Classic Coca-Cola will be supplied in smaller take-home bottles once the soft drinks sugar levy comes into force in April, but the company has ruled out any change to the product’s recipe.
The levy, or “sugar tax”, will be imposed on the manufacture of soft drinks with added sugar above a certain threshold, meaning that the cost of production of Coca-Cola will rise. As a result, suppler Coca-Cola European Partners (CCEP) is to reduce the size of take-home packs and multipacks so that the prices of full sugar and sugar-free variants will remain closely aligned. All varieties will continue to be supplied in 330ml cans and 500ml PET bottles, but for these the rrp and price-marks will be adjusted to reflect the impact of the levy.
For regular Coca-Cola, the 1.75l and 1.25l sizes will be discontinued, and replaced with 1.5l and 1l pack formats at a similar price point. 10-can multipacks will become 8-packs, while 15-packs will go down to 12.
For a 500ml PET, retail pricemarks will be £1.25 for regular Coke and £1.09 for the two sugar free styles, Diet Coke and Coca-Cola Zero Sugar. Cans will be 79p for regular, 69p for Diet and 55p for Zero, as part of a strategy to drive trial for the brand. Classic Coke in 1.5l bottles will be pricemarked at £1.99 or ‘two for £3.30’, which compares with £1.85 or ‘two for £2.85’ for 1.75l of the lighter varieties.
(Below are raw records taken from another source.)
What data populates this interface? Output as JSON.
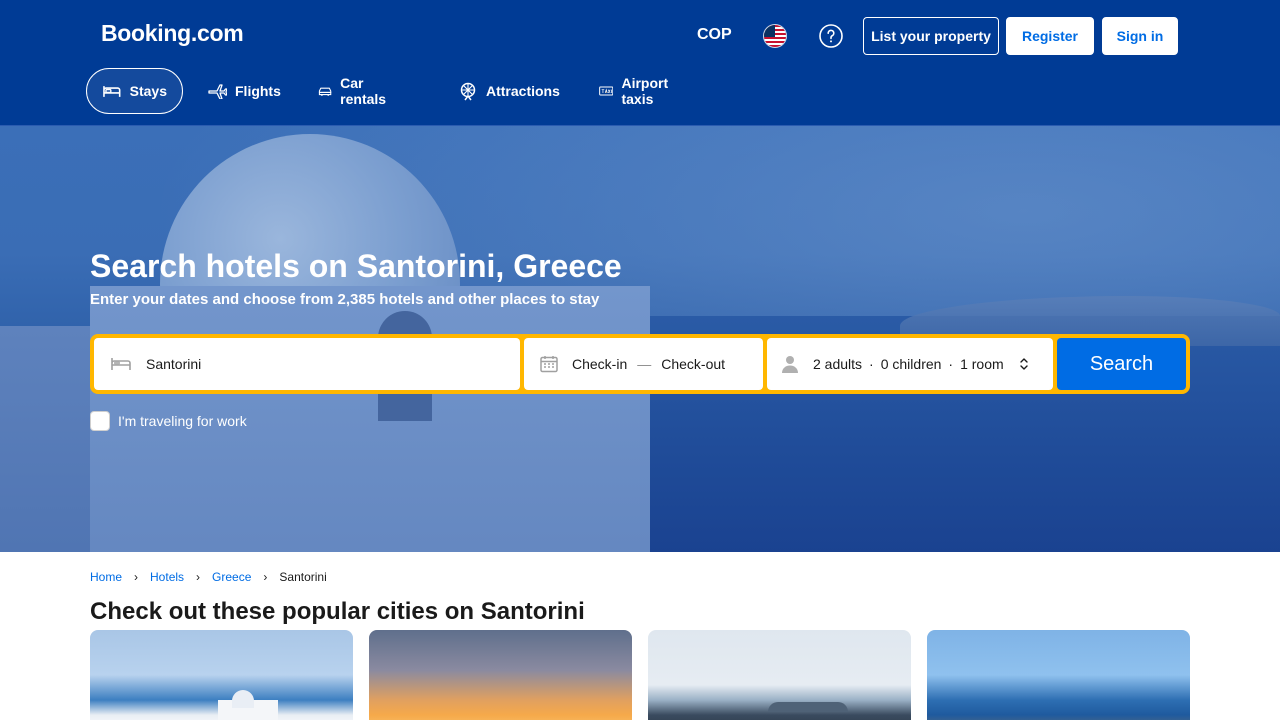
{
  "header": {
    "logo": "Booking.com",
    "currency": "COP",
    "list_property": "List your property",
    "register": "Register",
    "sign_in": "Sign in"
  },
  "nav": {
    "items": [
      {
        "label": "Stays",
        "icon": "bed-icon",
        "active": true
      },
      {
        "label": "Flights",
        "icon": "plane-icon"
      },
      {
        "label": "Car rentals",
        "icon": "car-icon"
      },
      {
        "label": "Attractions",
        "icon": "ferris-wheel-icon"
      },
      {
        "label": "Airport taxis",
        "icon": "taxi-icon"
      }
    ]
  },
  "hero": {
    "title": "Search hotels on Santorini, Greece",
    "subtitle": "Enter your dates and choose from 2,385 hotels and other places to stay"
  },
  "search": {
    "destination": "Santorini",
    "check_in": "Check-in",
    "check_out": "Check-out",
    "adults": "2 adults",
    "children": "0 children",
    "rooms": "1 room",
    "button": "Search",
    "work_travel": "I'm traveling for work"
  },
  "breadcrumb": {
    "items": [
      "Home",
      "Hotels",
      "Greece"
    ],
    "current": "Santorini"
  },
  "section": {
    "title": "Check out these popular cities on Santorini"
  },
  "colors": {
    "brand": "#003b95",
    "accent": "#006ce4",
    "search_border": "#ffb700"
  }
}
Original Monster energy drink, which also comes above the sugar levy threshold, will now carry a pricemark of £1.35, compared to £1.19 for sugar-free variants. Unmarked stock will continue to be available for all products.
While 70% of cola sold (by value) through the convenience channel is accounted for by CCEP’s three brands, the Zero variety is only in 36% distribution for the can and 56% for the 500ml PET, compared to 91% and 94% for regular Coke. The company will be tripling the number of field sales calls made on retailers during the next year, and reps will carry tablet computers able to instantly add sugar-free products to retailers’ usual wholesale order.
In addition, £25m will be invested in the company’s two sugar-free colas during the year, including a rebrand of Diet Coke and the addition of new flavour variants to both Diet Coke and Zero to encourage new consumers to try the brands.